Monday, 26 November 2012
How much do People need People?
Shades of Appley Green is about the lives of individuals but it is also about ‘community life’. This is what I often say, but what does that actually mean? Different things to different people, I expect, depending on your interests, age and general circumstances. How much do people need other people? Are they necessary to give you an identity?
You may know I was brought up in Tetbury, a small Gloucestershire town of about 4,000 inhabitants; it gave that sense of belonging, where you felt connected.
Now living in Surrey since 1977, and many more places before that, I have never forgotten that feeling, where you could go down several roads and name each family who lived there. Here in 2012, it is a different world, where former villages have merged into something of a suburban sprawl and acquaintances are nationwide, even global.
Look on any map of Great Britain and you see an enormous mass of villages, but in towns, and even in the London metropolis, there are pockets where you can spot the hub of a community – an old ‘village green’ or park, a church, community hall, a school and a small parade of shops – where residents find a local identity.
Before retiring in 2008 I was working as a Community Support Worker – a modest kind of job that involved supporting people with information and a listening ear. For two years I was with an organisation that helped teenage mothers, often lonely, who had little help from family or friends; and following that I went out, armed with a lot of empathy and leaflets, to see people with Parkinson’s. If you read Shades of Appley Green you can see and feel the pulse of village life, and strong characters who struggle and overcome on the one hand, single parenthood and on the other, the loneliness that can come with Parkinson’s. It is, I hope, an uplifting book, not a miserable one, but it does look at the downs as well as the ups of life!
Homo sapiens is hard-wired to be tribal – that is my belief. There is a basic instinct in us that drives us to belong – whether to a family, friends,neighbourhood, club, profession or via the Internet – social networking! ‘No man is an island’ – who said that? Birthdays, weddings, and funerals are usually celebrated or marked in the company of our ‘tribal group’. In evolution, there was strength in numbers, co-operation was key to survival. Lone individuals or nuclear families proved inadequate to defend themselves or their territory. They needed back-up and, later, division of labour.

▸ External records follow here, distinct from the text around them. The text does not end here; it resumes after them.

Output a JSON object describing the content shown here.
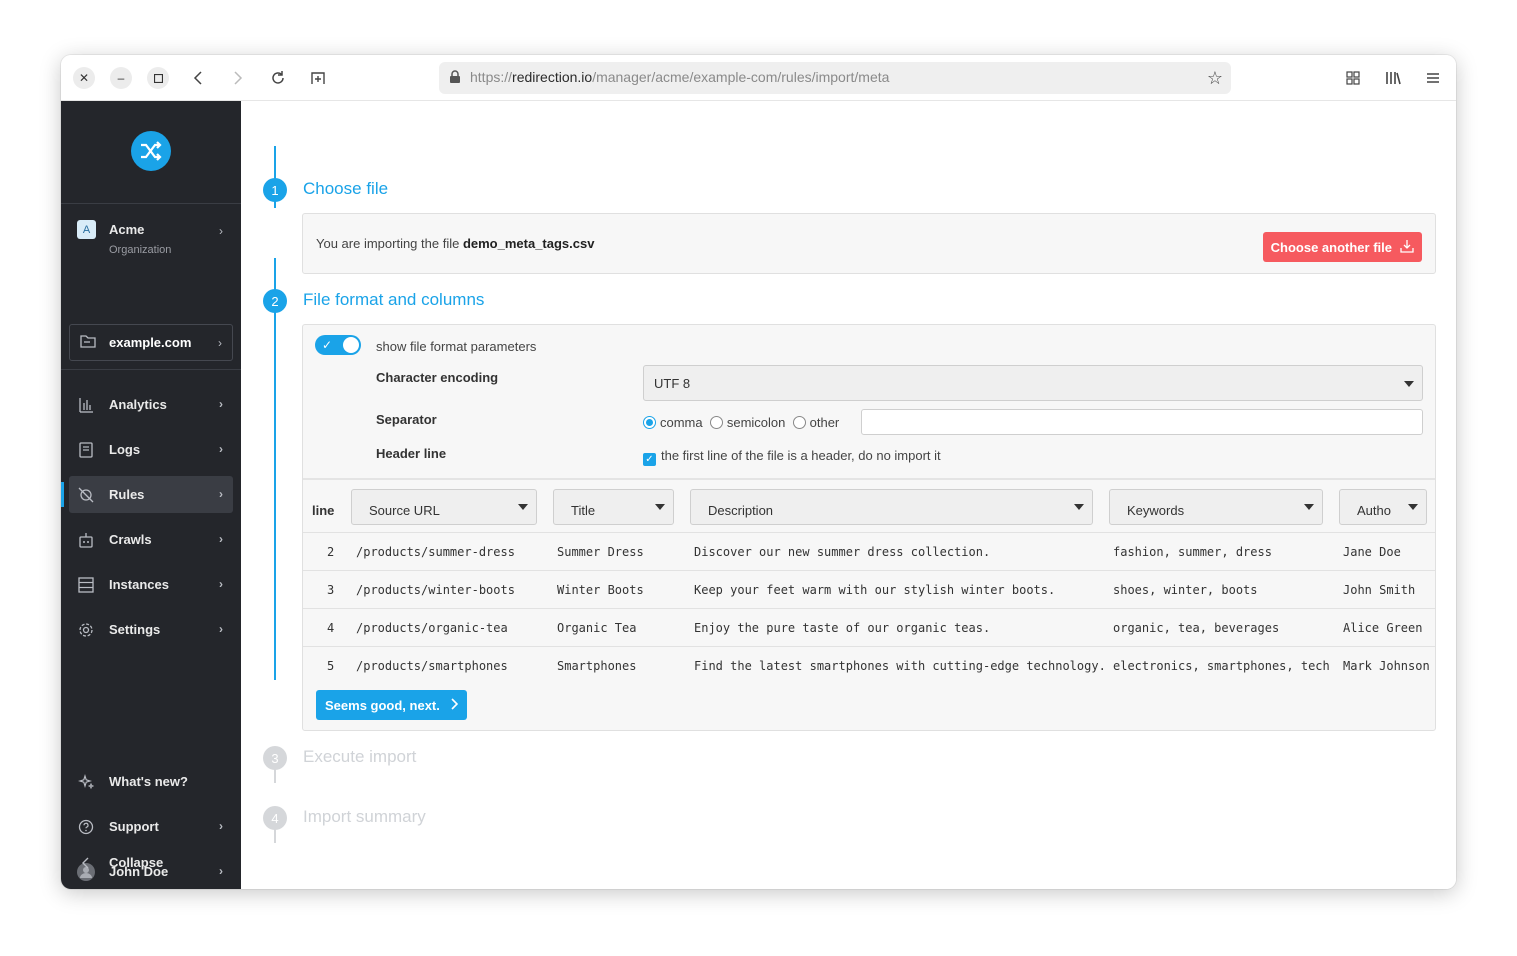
{
  "browser": {
    "url_prefix": "https://",
    "url_domain": "redirection.io",
    "url_path": "/manager/acme/example-com/rules/import/meta"
  },
  "sidebar": {
    "org": {
      "badge": "A",
      "name": "Acme",
      "sub": "Organization"
    },
    "site": "example.com",
    "items": [
      {
        "label": "Analytics",
        "icon": "analytics-icon"
      },
      {
        "label": "Logs",
        "icon": "logs-icon"
      },
      {
        "label": "Rules",
        "icon": "rules-icon",
        "active": true
      },
      {
        "label": "Crawls",
        "icon": "crawls-icon"
      },
      {
        "label": "Instances",
        "icon": "instances-icon"
      },
      {
        "label": "Settings",
        "icon": "gear-icon"
      }
    ],
    "bottom": [
      {
        "label": "What's new?",
        "icon": "sparkles-icon"
      },
      {
        "label": "Support",
        "icon": "help-icon"
      },
      {
        "label": "John Doe",
        "icon": "avatar"
      },
      {
        "label": "Collapse",
        "icon": "chevron-left-icon"
      }
    ]
  },
  "steps": [
    {
      "num": "1",
      "title": "Choose file"
    },
    {
      "num": "2",
      "title": "File format and columns"
    },
    {
      "num": "3",
      "title": "Execute import"
    },
    {
      "num": "4",
      "title": "Import summary"
    }
  ],
  "choose_file": {
    "text": "You are importing the file ",
    "filename": "demo_meta_tags.csv",
    "button": "Choose another file"
  },
  "format": {
    "toggle_label": "show file format parameters",
    "encoding_label": "Character encoding",
    "encoding_value": "UTF 8",
    "separator_label": "Separator",
    "separator_options": [
      "comma",
      "semicolon",
      "other"
    ],
    "separator_selected": "comma",
    "header_label": "Header line",
    "header_checkbox": "the first line of the file is a header, do no import it"
  },
  "table": {
    "line_header": "line",
    "columns": [
      "Source URL",
      "Title",
      "Description",
      "Keywords",
      "Autho"
    ],
    "rows": [
      {
        "line": "2",
        "url": "/products/summer-dress",
        "title": "Summer Dress",
        "desc": "Discover our new summer dress collection.",
        "kw": "fashion, summer, dress",
        "author": "Jane Doe"
      },
      {
        "line": "3",
        "url": "/products/winter-boots",
        "title": "Winter Boots",
        "desc": "Keep your feet warm with our stylish winter boots.",
        "kw": "shoes, winter, boots",
        "author": "John Smith"
      },
      {
        "line": "4",
        "url": "/products/organic-tea",
        "title": "Organic Tea",
        "desc": "Enjoy the pure taste of our organic teas.",
        "kw": "organic, tea, beverages",
        "author": "Alice Green"
      },
      {
        "line": "5",
        "url": "/products/smartphones",
        "title": "Smartphones",
        "desc": "Find the latest smartphones with cutting-edge technology.",
        "kw": "electronics, smartphones, tech",
        "author": "Mark Johnson"
      }
    ]
  },
  "next_button": "Seems good, next.",
  "colors": {
    "accent": "#1aa3e8",
    "danger": "#f65a5f",
    "sidebar": "#24262b"
  }
}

Of course, there are introverts and extroverts, requiring company and solitary hours in varying proportions. Personally I happily spend hours alone absorbed in what I am doing, but always in the knowledge that I regularly meet up with friends and family. I know gregarious people who can scarcely bear to spend five minutes on their own. I have visited (and been welcomed!) by people living alone insisting they are quite happy and do not need people at all; but then it slips out in conversation that they are on anti-depressants and wonder why they have a constant feeling of anxiety hanging over them.
I was wondering how the rest of you feel on this? Would you be one of those who claim you would be fine on that ‘desert island’? Or, are you a socialite who needs constant interaction? Are you able to achieve the optimum levels of company/solitude or is this something you don’t even think about or aim for? I’d love to know.